──────── Data provided ────────
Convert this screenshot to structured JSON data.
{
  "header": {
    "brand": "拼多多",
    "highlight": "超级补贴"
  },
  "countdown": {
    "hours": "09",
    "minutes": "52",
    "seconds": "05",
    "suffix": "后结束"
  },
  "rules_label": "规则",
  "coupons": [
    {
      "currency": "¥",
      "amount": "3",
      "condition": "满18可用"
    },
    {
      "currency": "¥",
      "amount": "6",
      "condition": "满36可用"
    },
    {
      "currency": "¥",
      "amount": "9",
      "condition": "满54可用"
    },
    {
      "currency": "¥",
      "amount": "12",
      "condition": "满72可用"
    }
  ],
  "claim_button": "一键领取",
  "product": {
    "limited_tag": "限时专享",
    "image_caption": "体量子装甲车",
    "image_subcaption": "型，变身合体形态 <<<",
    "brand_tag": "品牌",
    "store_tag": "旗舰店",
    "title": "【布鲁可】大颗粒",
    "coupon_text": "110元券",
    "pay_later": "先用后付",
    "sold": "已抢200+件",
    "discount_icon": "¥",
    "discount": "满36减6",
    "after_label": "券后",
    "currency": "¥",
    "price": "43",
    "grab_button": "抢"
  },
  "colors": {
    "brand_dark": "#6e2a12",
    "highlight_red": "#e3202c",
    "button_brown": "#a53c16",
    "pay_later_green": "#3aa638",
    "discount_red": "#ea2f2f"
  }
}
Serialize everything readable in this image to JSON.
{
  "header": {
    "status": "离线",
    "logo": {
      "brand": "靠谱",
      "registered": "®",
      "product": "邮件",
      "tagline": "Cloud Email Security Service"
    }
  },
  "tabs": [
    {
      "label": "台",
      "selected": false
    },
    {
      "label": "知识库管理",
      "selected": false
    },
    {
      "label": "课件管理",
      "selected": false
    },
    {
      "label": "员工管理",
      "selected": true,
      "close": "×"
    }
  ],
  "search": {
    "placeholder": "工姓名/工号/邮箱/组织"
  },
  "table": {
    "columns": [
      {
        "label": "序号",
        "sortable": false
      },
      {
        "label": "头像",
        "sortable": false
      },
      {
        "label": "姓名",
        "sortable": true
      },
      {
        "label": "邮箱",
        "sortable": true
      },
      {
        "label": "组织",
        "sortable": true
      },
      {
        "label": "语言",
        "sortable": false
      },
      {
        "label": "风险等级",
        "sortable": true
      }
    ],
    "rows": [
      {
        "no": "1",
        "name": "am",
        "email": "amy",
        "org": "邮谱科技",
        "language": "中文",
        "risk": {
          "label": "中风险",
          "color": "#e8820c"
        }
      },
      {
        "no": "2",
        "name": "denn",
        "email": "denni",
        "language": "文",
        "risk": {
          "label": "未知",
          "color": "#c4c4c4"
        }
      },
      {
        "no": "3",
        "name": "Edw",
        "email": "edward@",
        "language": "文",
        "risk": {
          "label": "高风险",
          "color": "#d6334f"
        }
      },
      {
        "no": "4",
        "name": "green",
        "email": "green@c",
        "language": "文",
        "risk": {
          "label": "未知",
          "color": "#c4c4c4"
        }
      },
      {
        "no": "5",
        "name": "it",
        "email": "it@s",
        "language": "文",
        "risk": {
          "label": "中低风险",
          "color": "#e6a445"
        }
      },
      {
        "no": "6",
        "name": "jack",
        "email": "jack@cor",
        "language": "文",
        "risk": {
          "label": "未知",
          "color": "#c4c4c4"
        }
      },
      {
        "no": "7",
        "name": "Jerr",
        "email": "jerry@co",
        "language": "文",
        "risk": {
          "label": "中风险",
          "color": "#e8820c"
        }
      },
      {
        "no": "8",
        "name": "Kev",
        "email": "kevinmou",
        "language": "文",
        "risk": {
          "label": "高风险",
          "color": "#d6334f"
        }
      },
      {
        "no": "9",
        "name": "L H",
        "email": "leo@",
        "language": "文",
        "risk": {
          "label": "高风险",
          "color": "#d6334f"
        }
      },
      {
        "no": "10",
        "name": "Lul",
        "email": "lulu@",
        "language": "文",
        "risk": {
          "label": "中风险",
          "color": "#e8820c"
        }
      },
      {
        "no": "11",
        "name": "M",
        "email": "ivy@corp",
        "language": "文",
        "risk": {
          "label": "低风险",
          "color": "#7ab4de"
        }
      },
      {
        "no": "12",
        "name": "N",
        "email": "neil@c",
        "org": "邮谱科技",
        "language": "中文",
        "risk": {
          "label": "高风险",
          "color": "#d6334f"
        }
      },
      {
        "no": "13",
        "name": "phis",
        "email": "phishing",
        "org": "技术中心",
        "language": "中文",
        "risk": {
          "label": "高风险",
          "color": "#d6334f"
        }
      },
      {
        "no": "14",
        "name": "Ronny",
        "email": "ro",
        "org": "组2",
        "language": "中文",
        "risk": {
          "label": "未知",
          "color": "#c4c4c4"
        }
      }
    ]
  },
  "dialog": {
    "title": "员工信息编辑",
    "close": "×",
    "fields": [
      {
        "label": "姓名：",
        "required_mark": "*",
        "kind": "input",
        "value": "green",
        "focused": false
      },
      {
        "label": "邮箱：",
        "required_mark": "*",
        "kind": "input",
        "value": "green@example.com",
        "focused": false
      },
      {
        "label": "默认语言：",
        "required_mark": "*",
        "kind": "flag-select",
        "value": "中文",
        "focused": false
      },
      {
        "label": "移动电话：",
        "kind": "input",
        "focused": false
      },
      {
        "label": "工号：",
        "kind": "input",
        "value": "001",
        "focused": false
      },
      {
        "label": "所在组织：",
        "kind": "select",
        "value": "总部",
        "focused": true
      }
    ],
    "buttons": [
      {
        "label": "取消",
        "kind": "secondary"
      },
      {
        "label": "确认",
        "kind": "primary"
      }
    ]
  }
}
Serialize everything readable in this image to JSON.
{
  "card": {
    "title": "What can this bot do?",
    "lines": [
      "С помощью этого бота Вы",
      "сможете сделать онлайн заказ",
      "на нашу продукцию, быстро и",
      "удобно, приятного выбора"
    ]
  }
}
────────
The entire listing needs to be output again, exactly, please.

▶ **Answer below**
Convert this screenshot to structured JSON data.
{
  "header": {
    "brand": "拼多多",
    "highlight": "超级补贴"
  },
  "countdown": {
    "hours": "09",
    "minutes": "52",
    "seconds": "05",
    "suffix": "后结束"
  },
  "rules_label": "规则",
  "coupons": [
    {
      "currency": "¥",
      "amount": "3",
      "condition": "满18可用"
    },
    {
      "currency": "¥",
      "amount": "6",
      "condition": "满36可用"
    },
    {
      "currency": "¥",
      "amount": "9",
      "condition": "满54可用"
    },
    {
      "currency": "¥",
      "amount": "12",
      "condition": "满72可用"
    }
  ],
  "claim_button": "一键领取",
  "product": {
    "limited_tag": "限时专享",
    "image_caption": "体量子装甲车",
    "image_subcaption": "型，变身合体形态 <<<",
    "brand_tag": "品牌",
    "store_tag": "旗舰店",
    "title": "【布鲁可】大颗粒",
    "coupon_text": "110元券",
    "pay_later": "先用后付",
    "sold": "已抢200+件",
    "discount_icon": "¥",
    "discount": "满36减6",
    "after_label": "券后",
    "currency": "¥",
    "price": "43",
    "grab_button": "抢"
  },
  "colors": {
    "brand_dark": "#6e2a12",
    "highlight_red": "#e3202c",
    "button_brown": "#a53c16",
    "pay_later_green": "#3aa638",
    "discount_red": "#ea2f2f"
  }
}
Serialize everything readable in this image to JSON.
{
  "header": {
    "status": "离线",
    "logo": {
      "brand": "靠谱",
      "registered": "®",
      "product": "邮件",
      "tagline": "Cloud Email Security Service"
    }
  },
  "tabs": [
    {
      "label": "台",
      "selected": false
    },
    {
      "label": "知识库管理",
      "selected": false
    },
    {
      "label": "课件管理",
      "selected": false
    },
    {
      "label": "员工管理",
      "selected": true,
      "close": "×"
    }
  ],
  "search": {
    "placeholder": "工姓名/工号/邮箱/组织"
  },
  "table": {
    "columns": [
      {
        "label": "序号",
        "sortable": false
      },
      {
        "label": "头像",
        "sortable": false
      },
      {
        "label": "姓名",
        "sortable": true
      },
      {
        "label": "邮箱",
        "sortable": true
      },
      {
        "label": "组织",
        "sortable": true
      },
      {
        "label": "语言",
        "sortable": false
      },
      {
        "label": "风险等级",
        "sortable": true
      }
    ],
    "rows": [
      {
        "no": "1",
        "name": "am",
        "email": "amy",
        "org": "邮谱科技",
        "language": "中文",
        "risk": {
          "label": "中风险",
          "color": "#e8820c"
        }
      },
      {
        "no": "2",
        "name": "denn",
        "email": "denni",
        "language": "文",
        "risk": {
          "label": "未知",
          "color": "#c4c4c4"
        }
      },
      {
        "no": "3",
        "name": "Edw",
        "email": "edward@",
        "language": "文",
        "risk": {
          "label": "高风险",
          "color": "#d6334f"
        }
      },
      {
        "no": "4",
        "name": "green",
        "email": "green@c",
        "language": "文",
        "risk": {
          "label": "未知",
          "color": "#c4c4c4"
        }
      },
      {
        "no": "5",
        "name": "it",
        "email": "it@s",
        "language": "文",
        "risk": {
          "label": "中低风险",
          "color": "#e6a445"
        }
      },
      {
        "no": "6",
        "name": "jack",
        "email": "jack@cor",
        "language": "文",
        "risk": {
          "label": "未知",
          "color": "#c4c4c4"
        }
      },
      {
        "no": "7",
        "name": "Jerr",
        "email": "jerry@co",
        "language": "文",
        "risk": {
          "label": "中风险",
          "color": "#e8820c"
        }
      },
      {
        "no": "8",
        "name": "Kev",
        "email": "kevinmou",
        "language": "文",
        "risk": {
          "label": "高风险",
          "color": "#d6334f"
        }
      },
      {
        "no": "9",
        "name": "L H",
        "email": "leo@",
        "language": "文",
        "risk": {
          "label": "高风险",
          "color": "#d6334f"
        }
      },
      {
        "no": "10",
        "name": "Lul",
        "email": "lulu@",
        "language": "文",
        "risk": {
          "label": "中风险",
          "color": "#e8820c"
        }
      },
      {
        "no": "11",
        "name": "M",
        "email": "ivy@corp",
        "language": "文",
        "risk": {
          "label": "低风险",
          "color": "#7ab4de"
        }
      },
      {
        "no": "12",
        "name": "N",
        "email": "neil@c",
        "org": "邮谱科技",
        "language": "中文",
        "risk": {
          "label": "高风险",
          "color": "#d6334f"
        }
      },
      {
        "no": "13",
        "name": "phis",
        "email": "phishing",
        "org": "技术中心",
        "language": "中文",
        "risk": {
          "label": "高风险",
          "color": "#d6334f"
        }
      },
      {
        "no": "14",
        "name": "Ronny",
        "email": "ro",
        "org": "组2",
        "language": "中文",
        "risk": {
          "label": "未知",
          "color": "#c4c4c4"
        }
      }
    ]
  },
  "dialog": {
    "title": "员工信息编辑",
    "close": "×",
    "fields": [
      {
        "label": "姓名：",
        "required_mark": "*",
        "kind": "input",
        "value": "green",
        "focused": false
      },
      {
        "label": "邮箱：",
        "required_mark": "*",
        "kind": "input",
        "value": "green@example.com",
        "focused": false
      },
      {
        "label": "默认语言：",
        "required_mark": "*",
        "kind": "flag-select",
        "value": "中文",
        "focused": false
      },
      {
        "label": "移动电话：",
        "kind": "input",
        "focused": false
      },
      {
        "label": "工号：",
        "kind": "input",
        "value": "001",
        "focused": false
      },
      {
        "label": "所在组织：",
        "kind": "select",
        "value": "总部",
        "focused": true
      }
    ],
    "buttons": [
      {
        "label": "取消",
        "kind": "secondary"
      },
      {
        "label": "确认",
        "kind": "primary"
      }
    ]
  }
}
Serialize everything readable in this image to JSON.
{
  "card": {
    "title": "What can this bot do?",
    "lines": [
      "С помощью этого бота Вы",
      "сможете сделать онлайн заказ",
      "на нашу продукцию, быстро и",
      "удобно, приятного выбора"
    ]
  }
}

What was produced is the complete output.